⬛️ Visit an intentional community

The first time we met, Simon Cross (the chaplain for an academy chain in Grimsby) recommended I read book about alternative communities by a man called Tobias Jones. We’d been talking about my plans to host a Conversation Dinner, which I’d envisaged as an opportunity for people to engage in a kind of radical conversation. The jump to talking about radical communities seemed natural.

I’ve got friends who grew up in communes, friends who live in squats, and friends who have taken me to festivals or places of pilgramage like Taize in France. There are people I have enormous respect for who have grown up in Quaker communities.

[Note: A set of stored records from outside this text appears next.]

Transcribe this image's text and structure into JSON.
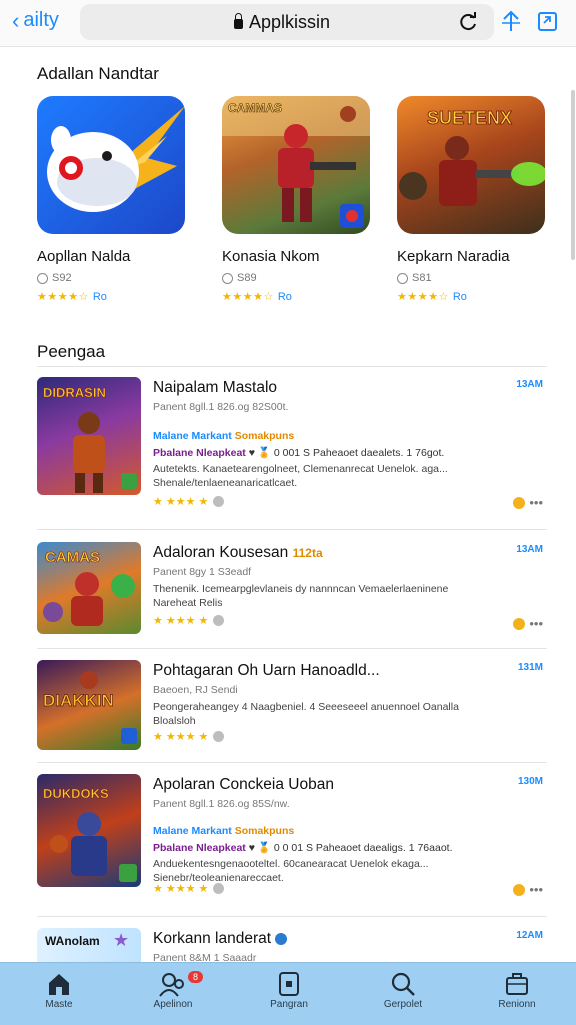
{
  "browser": {
    "back_label": "ailty",
    "url": "Applkissin"
  },
  "featured": {
    "title": "Adallan Nandtar",
    "items": [
      {
        "title": "Aopllan Nalda",
        "count": "S92",
        "rating": "Ro"
      },
      {
        "title": "Konasia Nkom",
        "count": "S89",
        "rating": "Ro"
      },
      {
        "title": "Kepkarn Naradia",
        "count": "S81",
        "rating": "Ro"
      }
    ],
    "thumb_texts": [
      "CAMMAS",
      "SUETENX"
    ]
  },
  "list": {
    "title": "Peengaa",
    "items": [
      {
        "title": "Naipalam Mastalo",
        "time": "13AM",
        "sub": "Panent 8gll.1 826.og 82S00t.",
        "tag1_blue": "Malane Markant",
        "tag1_orange": "Somakpuns",
        "tag2_purple": "Pbalane Nleapkeat",
        "tag2_rest": "♥ 🏅 0 001 S Paheaoet daealets. 1 76got.",
        "desc": "Autetekts. Kanaetearengolneet, Clemenanrecat Uenelok. aga... Shenale/tenlaeneanaricatlcaet.",
        "thumb": "DIDRASIN"
      },
      {
        "title": "Adaloran Kousesan",
        "title_tag": "112ta",
        "time": "13AM",
        "sub": "Panent 8gy 1 S3eadf",
        "desc": "Thenenik. Icemearpglevlaneis dy nannncan Vemaelerlaeninene Nareheat Relis",
        "thumb": "CAMAS"
      },
      {
        "title": "Pohtagaran Oh Uarn Hanoadld...",
        "time": "131M",
        "sub": "Baeoen, RJ Sendi",
        "desc": "Peongeraheangey 4 Naagbeniel. 4 Seeeseeel anuennoel Oanalla Bloalsloh",
        "thumb": "DIAKKIN"
      },
      {
        "title": "Apolaran Conckeia Uoban",
        "time": "130M",
        "sub": "Panent 8gll.1 826.og 85S/nw.",
        "tag1_blue": "Malane Markant",
        "tag1_orange": "Somakpuns",
        "tag2_purple": "Pbalane Nleapkeat",
        "tag2_rest": "♥ 🏅 0 0 01 S Paheaoet daealigs. 1 76aaot.",
        "desc": "Anduekentesngenaooteltel. 60canearacat Uenelok ekaga... Sienebr/teoleanienareccaet.",
        "thumb": "DUKDOKS"
      },
      {
        "title": "Korkann landerat",
        "time": "12AM",
        "sub": "Panent 8&M 1 Saaadr",
        "thumb": "WAnolam"
      }
    ]
  },
  "tabbar": {
    "items": [
      {
        "label": "Maste"
      },
      {
        "label": "Apelinon",
        "badge": "8"
      },
      {
        "label": "Pangran"
      },
      {
        "label": "Gerpolet"
      },
      {
        "label": "Renionn"
      }
    ]
  },
  "colors": {
    "accent": "#1a8cff",
    "tabbar": "#9ecff2",
    "star": "#f2b705"
  }
}
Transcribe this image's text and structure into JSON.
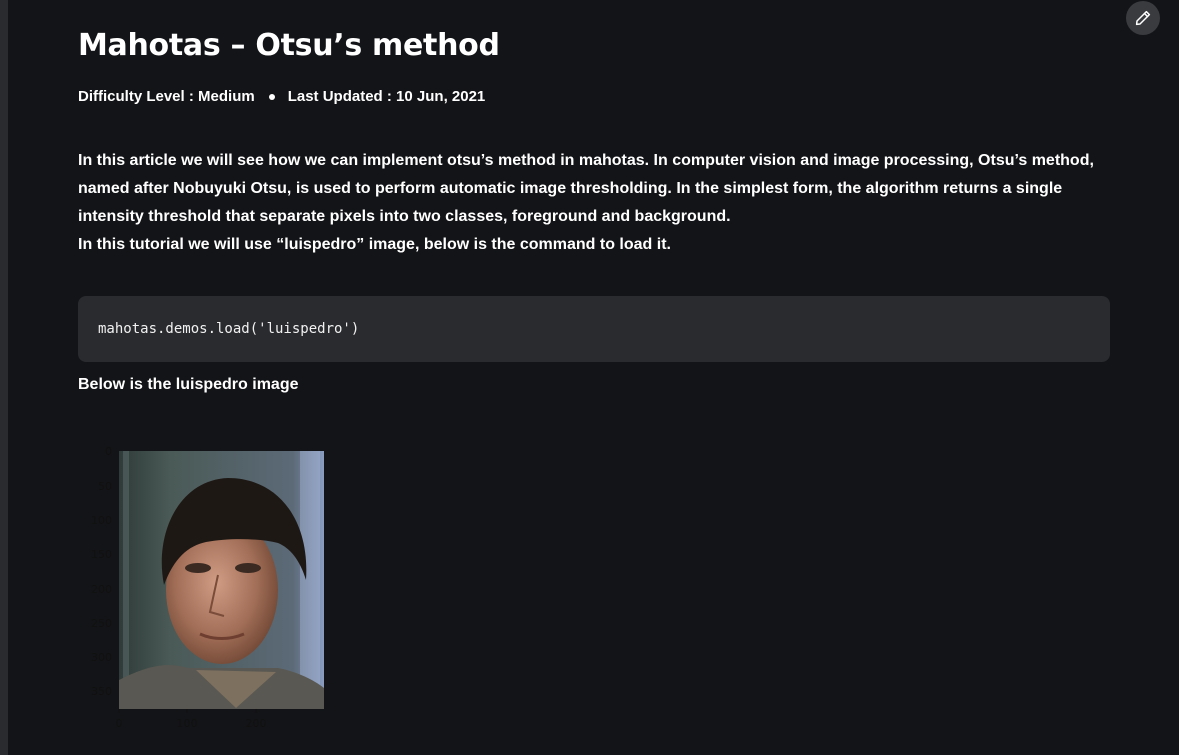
{
  "page": {
    "background": "#131417",
    "edit_icon": "pencil-icon"
  },
  "article": {
    "title": "Mahotas – Otsu’s method",
    "difficulty": "Difficulty Level : Medium",
    "last_updated": "Last Updated : 10 Jun, 2021",
    "paragraph1_line1": "In this article we will see how we can implement otsu’s method in mahotas. In computer vision and image processing, Otsu’s method,",
    "paragraph1_line2": "named after Nobuyuki Otsu, is used to perform automatic image thresholding. In the simplest form, the algorithm returns a single",
    "paragraph1_line3": "intensity threshold that separate pixels into two classes, foreground and background.",
    "paragraph2": "In this tutorial we will use “luispedro” image, below is the command to load it.",
    "code": "mahotas.demos.load('luispedro')",
    "caption": "Below is the luispedro image"
  },
  "figure": {
    "y_ticks": [
      "0",
      "50",
      "100",
      "150",
      "200",
      "250",
      "300",
      "350"
    ],
    "x_ticks": [
      "0",
      "100",
      "200"
    ]
  }
}
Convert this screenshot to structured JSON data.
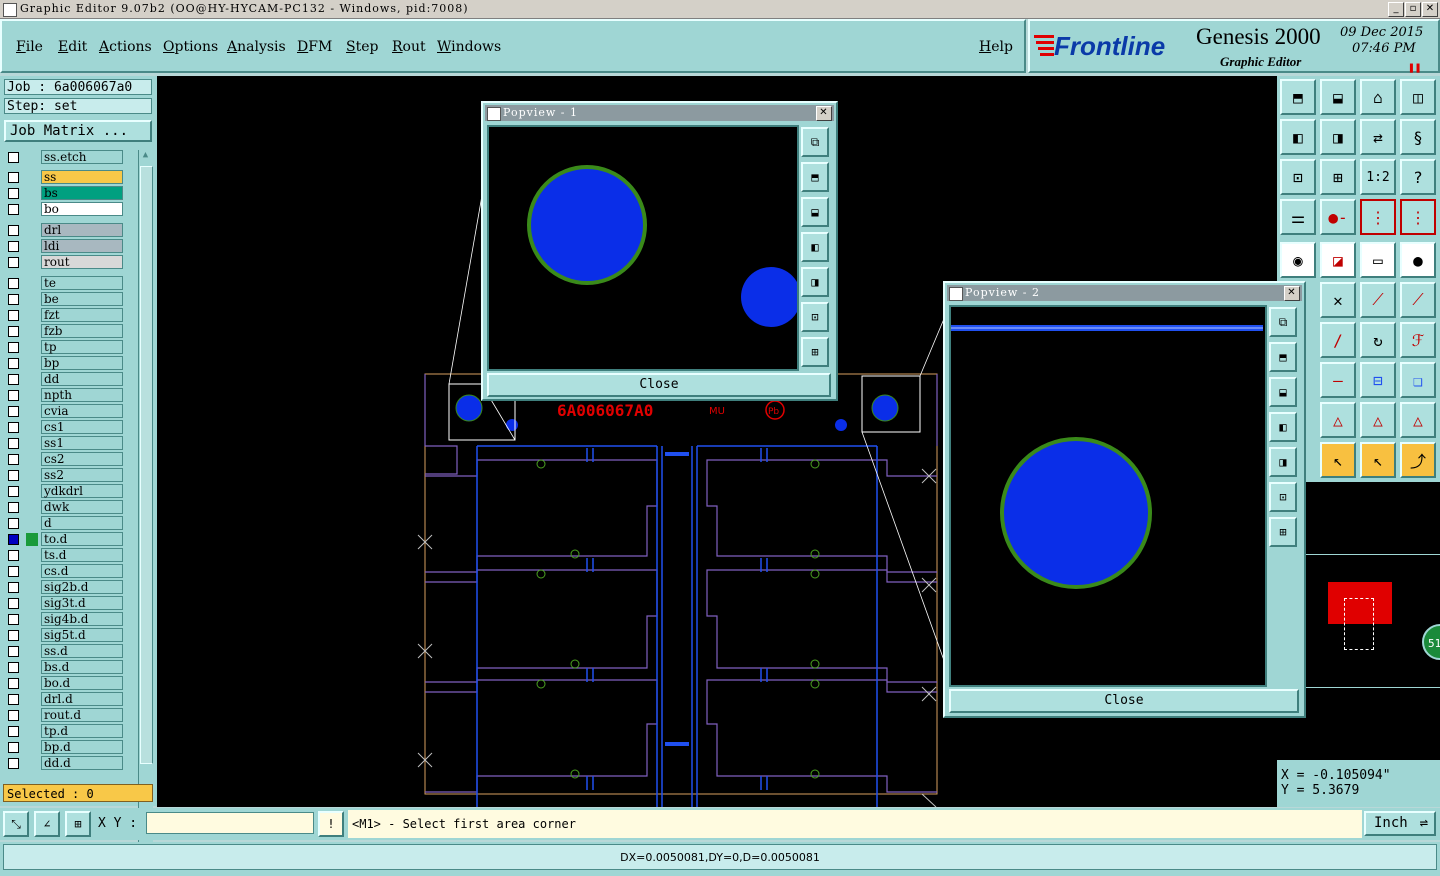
{
  "window": {
    "title": "Graphic Editor 9.07b2 (OO@HY-HYCAM-PC132 - Windows, pid:7008)",
    "min_label": "_",
    "max_label": "▫",
    "close_label": "✕"
  },
  "menu": {
    "items": [
      "File",
      "Edit",
      "Actions",
      "Options",
      "Analysis",
      "DFM",
      "Step",
      "Rout",
      "Windows"
    ],
    "help": "Help"
  },
  "brand": {
    "logo": "Frontline",
    "product": "Genesis 2000",
    "subtitle": "Graphic Editor",
    "date": "09 Dec 2015",
    "time": "07:46 PM"
  },
  "left": {
    "job": "Job : 6a006067a0",
    "step": "Step: set",
    "job_matrix": "Job Matrix ...",
    "selected": "Selected : 0",
    "layers": [
      {
        "name": "ss.etch",
        "color": "#9fd6d4"
      },
      {
        "name": "ss",
        "color": "#f8c848"
      },
      {
        "name": "bs",
        "color": "#00a080"
      },
      {
        "name": "bo",
        "color": "#ffffff"
      },
      {
        "name": "drl",
        "color": "#a8b8c0"
      },
      {
        "name": "ldi",
        "color": "#a8b8c0"
      },
      {
        "name": "rout",
        "color": "#d8d8d8"
      },
      {
        "name": "te",
        "color": "#9fd6d4"
      },
      {
        "name": "be",
        "color": "#9fd6d4"
      },
      {
        "name": "fzt",
        "color": "#9fd6d4"
      },
      {
        "name": "fzb",
        "color": "#9fd6d4"
      },
      {
        "name": "tp",
        "color": "#9fd6d4"
      },
      {
        "name": "bp",
        "color": "#9fd6d4"
      },
      {
        "name": "dd",
        "color": "#9fd6d4"
      },
      {
        "name": "npth",
        "color": "#9fd6d4"
      },
      {
        "name": "cvia",
        "color": "#9fd6d4"
      },
      {
        "name": "cs1",
        "color": "#9fd6d4"
      },
      {
        "name": "ss1",
        "color": "#9fd6d4"
      },
      {
        "name": "cs2",
        "color": "#9fd6d4"
      },
      {
        "name": "ss2",
        "color": "#9fd6d4"
      },
      {
        "name": "ydkdrl",
        "color": "#9fd6d4"
      },
      {
        "name": "dwk",
        "color": "#9fd6d4"
      },
      {
        "name": "d",
        "color": "#9fd6d4"
      },
      {
        "name": "to.d",
        "color": "#9fd6d4"
      },
      {
        "name": "ts.d",
        "color": "#9fd6d4"
      },
      {
        "name": "cs.d",
        "color": "#9fd6d4"
      },
      {
        "name": "sig2b.d",
        "color": "#9fd6d4"
      },
      {
        "name": "sig3t.d",
        "color": "#9fd6d4"
      },
      {
        "name": "sig4b.d",
        "color": "#9fd6d4"
      },
      {
        "name": "sig5t.d",
        "color": "#9fd6d4"
      },
      {
        "name": "ss.d",
        "color": "#9fd6d4"
      },
      {
        "name": "bs.d",
        "color": "#9fd6d4"
      },
      {
        "name": "bo.d",
        "color": "#9fd6d4"
      },
      {
        "name": "drl.d",
        "color": "#9fd6d4"
      },
      {
        "name": "rout.d",
        "color": "#9fd6d4"
      },
      {
        "name": "tp.d",
        "color": "#9fd6d4"
      },
      {
        "name": "bp.d",
        "color": "#9fd6d4"
      },
      {
        "name": "dd.d",
        "color": "#9fd6d4"
      }
    ]
  },
  "canvas": {
    "board_text": "6A006067A0",
    "marking_text": "MU",
    "pb_text": "Pb"
  },
  "popview1": {
    "title": "Popview - 1",
    "close": "Close"
  },
  "popview2": {
    "title": "Popview - 2",
    "close": "Close"
  },
  "coords": {
    "x": "X = -0.105094\"",
    "y": "Y = 5.3679"
  },
  "right_misc": {
    "badge": "51"
  },
  "status": {
    "xy_label": "X Y :",
    "xy_value": "",
    "message": "<M1> - Select first area corner",
    "unit": "Inch",
    "measure": "DX=0.0050081,DY=0,D=0.0050081"
  },
  "colors": {
    "accent": "#9fd6d4",
    "canvas_bg": "#000000",
    "pad_blue": "#0a2ee8",
    "pad_ring": "#3a8a1a",
    "board_red": "#e00000",
    "outline_purple": "#8060c0"
  }
}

Once every couple of years, some friends of mine take a group of their contemporaries to a farmhouse in France, and we live together for a few weeks in an experience that occasionally feels more like a social experiment than a holiday. And I spent two years living in London talking constantly about the cost of rent and the difficulties that are associated with that.

I haven’t got my copy of ‘Utopian Dreams’ by Tobias Jones yet, but I plan to read it soon and I’ve been doing my research about it online. What I’ve found is a diverse network of alternative (or my preferred term, intentional) communities that range from communally-owned housing in city centres to farms that are run as a co-op and a place of refuge for people dealing with difficulties in their own life. Sometimes there are religious overtones; sometimes they are founded on old-school political vlaues. Some seem welcoming to all, others don’t. All of them exist. More and more, I think of them as real alternatives to the usual way of life of most people in this country.

I currently plan to spend at least a month working on a farm run by an intentional community. I haven’t worked out quite when I can do it yet, but I’m working on it, I’ve started to communicate with a few places that interest me, and I plan to use this page to keep myself organised and up-to-date.


⬛️ Pilsdon